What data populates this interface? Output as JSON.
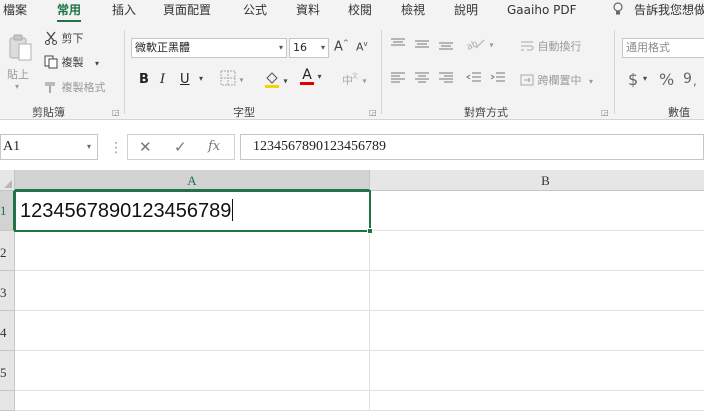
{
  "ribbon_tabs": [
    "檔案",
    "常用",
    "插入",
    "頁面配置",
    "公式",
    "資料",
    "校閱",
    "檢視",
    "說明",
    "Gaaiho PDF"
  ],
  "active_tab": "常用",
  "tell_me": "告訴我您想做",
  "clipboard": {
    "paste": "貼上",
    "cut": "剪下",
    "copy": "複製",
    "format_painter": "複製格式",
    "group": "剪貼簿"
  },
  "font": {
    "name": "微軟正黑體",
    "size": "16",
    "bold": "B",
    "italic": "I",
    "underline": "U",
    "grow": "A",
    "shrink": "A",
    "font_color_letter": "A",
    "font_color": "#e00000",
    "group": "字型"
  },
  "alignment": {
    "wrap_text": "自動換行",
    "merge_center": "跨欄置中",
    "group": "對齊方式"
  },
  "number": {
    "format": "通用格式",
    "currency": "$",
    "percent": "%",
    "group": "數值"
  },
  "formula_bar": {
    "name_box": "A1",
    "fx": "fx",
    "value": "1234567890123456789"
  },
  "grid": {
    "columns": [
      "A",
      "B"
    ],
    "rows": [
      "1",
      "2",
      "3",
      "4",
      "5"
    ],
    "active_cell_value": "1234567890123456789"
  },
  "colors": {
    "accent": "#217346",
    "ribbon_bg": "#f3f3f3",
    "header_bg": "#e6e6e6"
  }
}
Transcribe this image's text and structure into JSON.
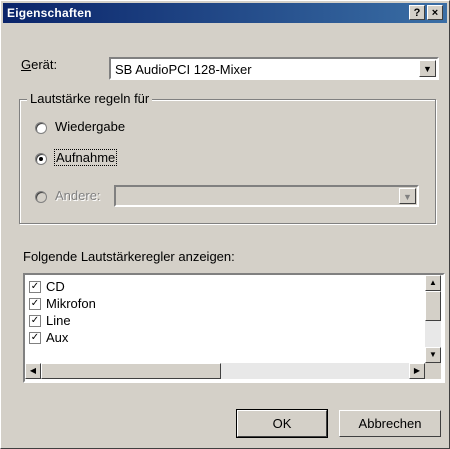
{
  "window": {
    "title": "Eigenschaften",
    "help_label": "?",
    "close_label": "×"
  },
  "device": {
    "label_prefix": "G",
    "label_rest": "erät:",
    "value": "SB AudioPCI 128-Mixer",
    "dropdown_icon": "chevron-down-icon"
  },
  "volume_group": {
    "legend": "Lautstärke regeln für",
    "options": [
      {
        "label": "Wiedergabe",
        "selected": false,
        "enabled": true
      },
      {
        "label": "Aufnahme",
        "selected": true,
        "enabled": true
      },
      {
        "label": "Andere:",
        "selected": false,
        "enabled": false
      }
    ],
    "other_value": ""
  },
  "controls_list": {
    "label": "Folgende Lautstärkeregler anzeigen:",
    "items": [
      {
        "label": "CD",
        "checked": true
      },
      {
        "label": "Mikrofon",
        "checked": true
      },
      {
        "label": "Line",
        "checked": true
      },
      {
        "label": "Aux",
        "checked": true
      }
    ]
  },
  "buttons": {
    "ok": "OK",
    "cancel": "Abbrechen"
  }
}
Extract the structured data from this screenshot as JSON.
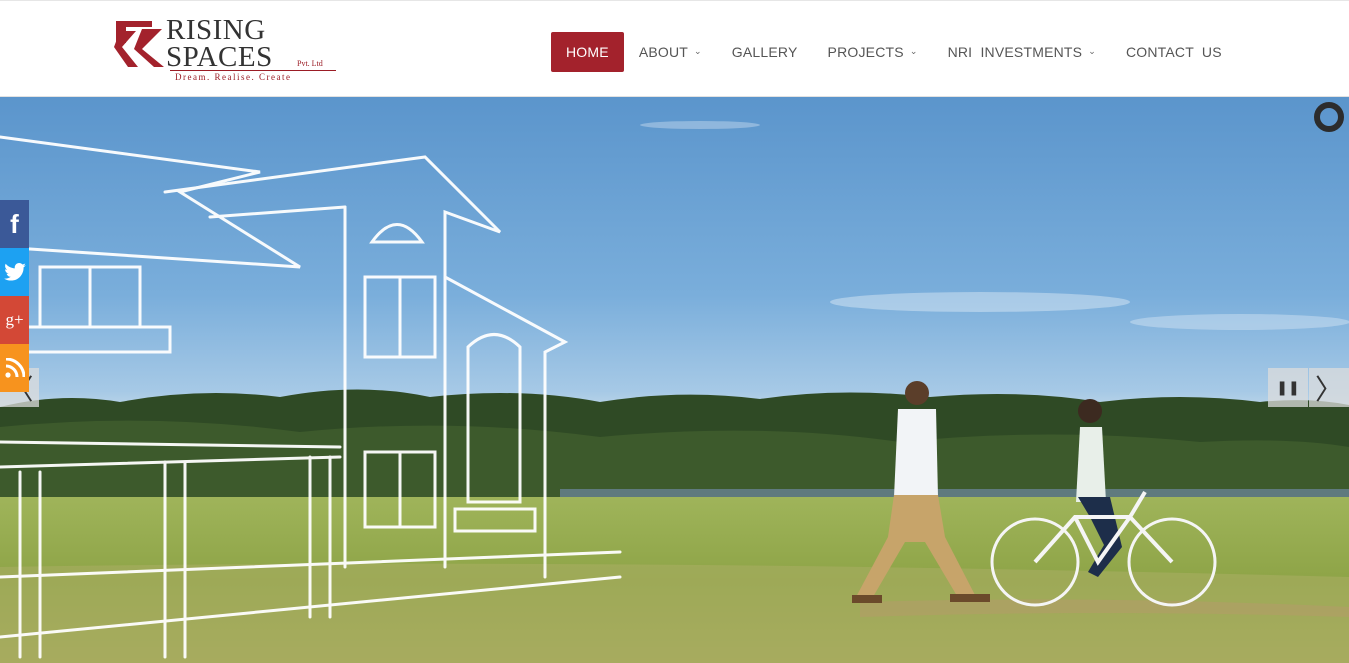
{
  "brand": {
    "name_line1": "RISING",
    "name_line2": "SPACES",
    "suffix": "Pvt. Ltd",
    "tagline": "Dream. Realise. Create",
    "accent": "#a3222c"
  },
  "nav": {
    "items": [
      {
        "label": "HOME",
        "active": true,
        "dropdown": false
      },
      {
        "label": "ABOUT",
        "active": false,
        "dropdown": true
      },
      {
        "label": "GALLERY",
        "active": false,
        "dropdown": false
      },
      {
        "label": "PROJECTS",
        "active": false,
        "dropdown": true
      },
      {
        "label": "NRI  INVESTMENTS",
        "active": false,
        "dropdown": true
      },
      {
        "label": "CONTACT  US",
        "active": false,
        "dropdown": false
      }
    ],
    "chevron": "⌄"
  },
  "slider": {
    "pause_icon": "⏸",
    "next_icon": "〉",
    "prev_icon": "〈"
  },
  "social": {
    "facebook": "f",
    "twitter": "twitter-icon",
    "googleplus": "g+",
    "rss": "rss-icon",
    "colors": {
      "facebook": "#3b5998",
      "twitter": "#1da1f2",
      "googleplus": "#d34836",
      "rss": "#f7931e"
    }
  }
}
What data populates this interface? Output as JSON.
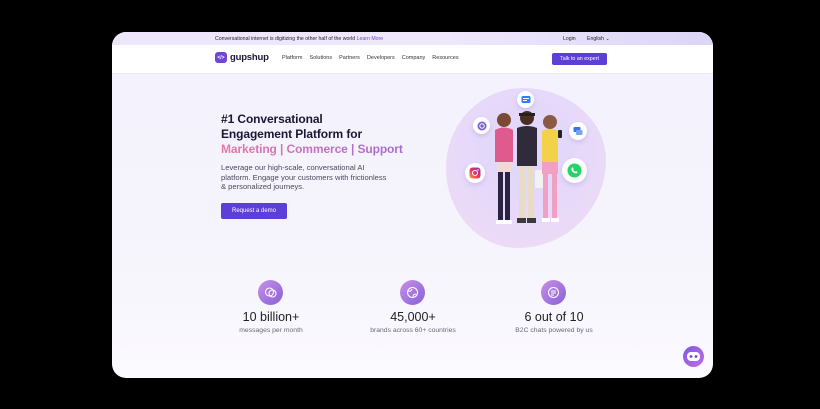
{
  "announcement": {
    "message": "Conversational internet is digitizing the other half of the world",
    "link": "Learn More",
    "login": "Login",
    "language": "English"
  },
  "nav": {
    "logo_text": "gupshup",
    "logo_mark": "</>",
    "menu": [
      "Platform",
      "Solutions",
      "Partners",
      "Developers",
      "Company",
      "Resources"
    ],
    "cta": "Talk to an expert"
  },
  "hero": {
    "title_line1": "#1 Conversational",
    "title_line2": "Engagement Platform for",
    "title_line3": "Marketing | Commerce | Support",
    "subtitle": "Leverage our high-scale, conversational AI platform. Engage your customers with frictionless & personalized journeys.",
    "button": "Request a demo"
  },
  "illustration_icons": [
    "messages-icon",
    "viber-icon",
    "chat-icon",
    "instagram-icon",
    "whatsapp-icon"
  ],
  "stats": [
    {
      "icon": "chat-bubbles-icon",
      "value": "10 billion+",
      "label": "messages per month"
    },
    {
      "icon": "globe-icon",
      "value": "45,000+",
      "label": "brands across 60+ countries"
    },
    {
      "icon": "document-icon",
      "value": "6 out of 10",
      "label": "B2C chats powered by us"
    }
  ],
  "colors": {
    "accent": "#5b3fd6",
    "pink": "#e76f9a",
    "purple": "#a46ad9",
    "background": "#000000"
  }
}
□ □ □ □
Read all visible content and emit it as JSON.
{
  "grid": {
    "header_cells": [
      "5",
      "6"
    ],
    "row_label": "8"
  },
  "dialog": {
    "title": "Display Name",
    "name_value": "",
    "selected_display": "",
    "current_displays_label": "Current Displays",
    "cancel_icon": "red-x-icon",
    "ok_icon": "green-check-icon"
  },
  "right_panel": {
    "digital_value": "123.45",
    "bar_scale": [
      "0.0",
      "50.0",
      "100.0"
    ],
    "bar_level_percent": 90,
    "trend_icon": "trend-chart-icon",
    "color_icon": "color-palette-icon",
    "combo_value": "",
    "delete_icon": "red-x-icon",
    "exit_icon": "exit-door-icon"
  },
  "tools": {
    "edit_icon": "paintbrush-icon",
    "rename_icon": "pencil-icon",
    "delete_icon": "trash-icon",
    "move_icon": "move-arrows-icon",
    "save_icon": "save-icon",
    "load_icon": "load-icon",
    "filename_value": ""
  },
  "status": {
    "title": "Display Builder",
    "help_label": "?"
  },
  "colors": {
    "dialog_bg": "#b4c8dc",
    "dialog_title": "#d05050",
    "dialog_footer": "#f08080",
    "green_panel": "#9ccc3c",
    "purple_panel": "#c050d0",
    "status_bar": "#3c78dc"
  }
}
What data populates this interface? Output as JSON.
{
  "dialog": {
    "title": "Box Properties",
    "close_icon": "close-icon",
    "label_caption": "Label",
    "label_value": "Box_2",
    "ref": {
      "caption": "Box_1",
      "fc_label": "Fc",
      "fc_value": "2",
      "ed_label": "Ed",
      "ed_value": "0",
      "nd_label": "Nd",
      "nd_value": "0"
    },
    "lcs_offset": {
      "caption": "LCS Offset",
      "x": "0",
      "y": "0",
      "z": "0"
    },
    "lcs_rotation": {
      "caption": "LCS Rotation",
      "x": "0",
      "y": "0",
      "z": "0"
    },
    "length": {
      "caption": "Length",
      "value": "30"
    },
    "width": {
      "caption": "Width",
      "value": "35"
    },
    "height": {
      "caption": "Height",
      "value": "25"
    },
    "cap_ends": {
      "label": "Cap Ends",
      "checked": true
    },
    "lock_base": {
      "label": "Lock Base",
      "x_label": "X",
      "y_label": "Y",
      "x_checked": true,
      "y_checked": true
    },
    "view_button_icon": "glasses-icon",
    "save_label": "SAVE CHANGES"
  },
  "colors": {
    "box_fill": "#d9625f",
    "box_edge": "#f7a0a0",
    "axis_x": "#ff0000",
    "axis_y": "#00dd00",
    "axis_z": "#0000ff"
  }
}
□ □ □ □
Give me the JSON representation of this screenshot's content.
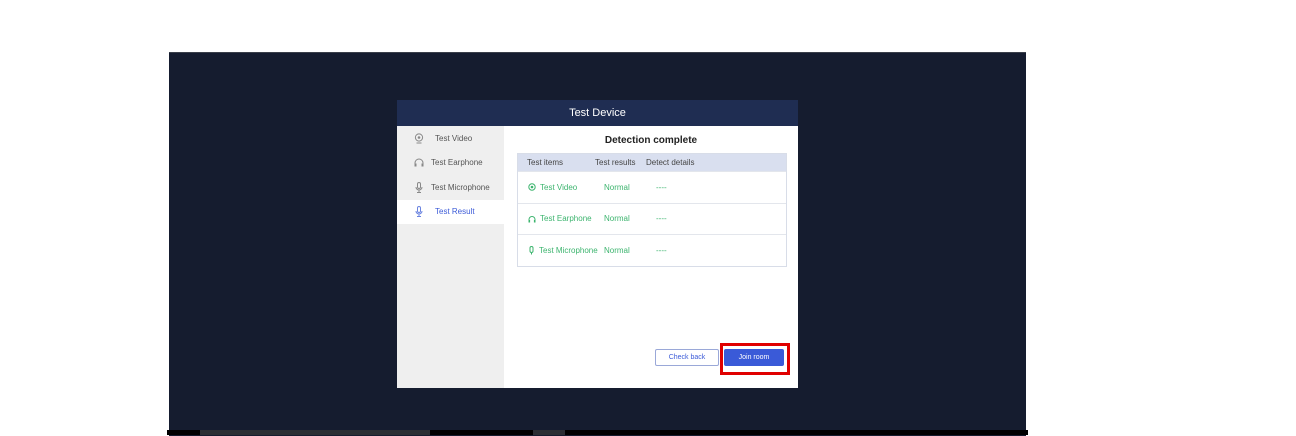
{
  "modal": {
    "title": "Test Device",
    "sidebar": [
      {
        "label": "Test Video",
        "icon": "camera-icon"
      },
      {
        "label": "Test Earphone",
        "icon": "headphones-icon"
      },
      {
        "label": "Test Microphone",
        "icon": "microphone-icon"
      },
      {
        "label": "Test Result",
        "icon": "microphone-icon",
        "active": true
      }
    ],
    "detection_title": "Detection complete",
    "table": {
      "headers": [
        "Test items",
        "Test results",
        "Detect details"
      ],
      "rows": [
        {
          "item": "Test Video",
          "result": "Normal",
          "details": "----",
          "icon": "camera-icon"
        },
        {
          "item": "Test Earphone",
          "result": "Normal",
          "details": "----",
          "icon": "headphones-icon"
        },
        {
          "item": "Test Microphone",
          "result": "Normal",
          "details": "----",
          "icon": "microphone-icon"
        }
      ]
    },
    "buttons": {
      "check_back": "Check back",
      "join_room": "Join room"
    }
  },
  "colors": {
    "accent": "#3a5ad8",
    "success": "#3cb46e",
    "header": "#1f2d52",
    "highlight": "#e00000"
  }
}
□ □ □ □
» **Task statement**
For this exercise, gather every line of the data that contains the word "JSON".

» **Your response**
What data populates this interface? Output as JSON.
Transcribe this image's text and structure into JSON.
Extract the structured data from this screenshot as JSON.
What data populates this interface? Output as JSON.
Read all visible content and emit it as JSON.
What data populates this interface? Output as JSON.
Give me the JSON representation of this screenshot's content.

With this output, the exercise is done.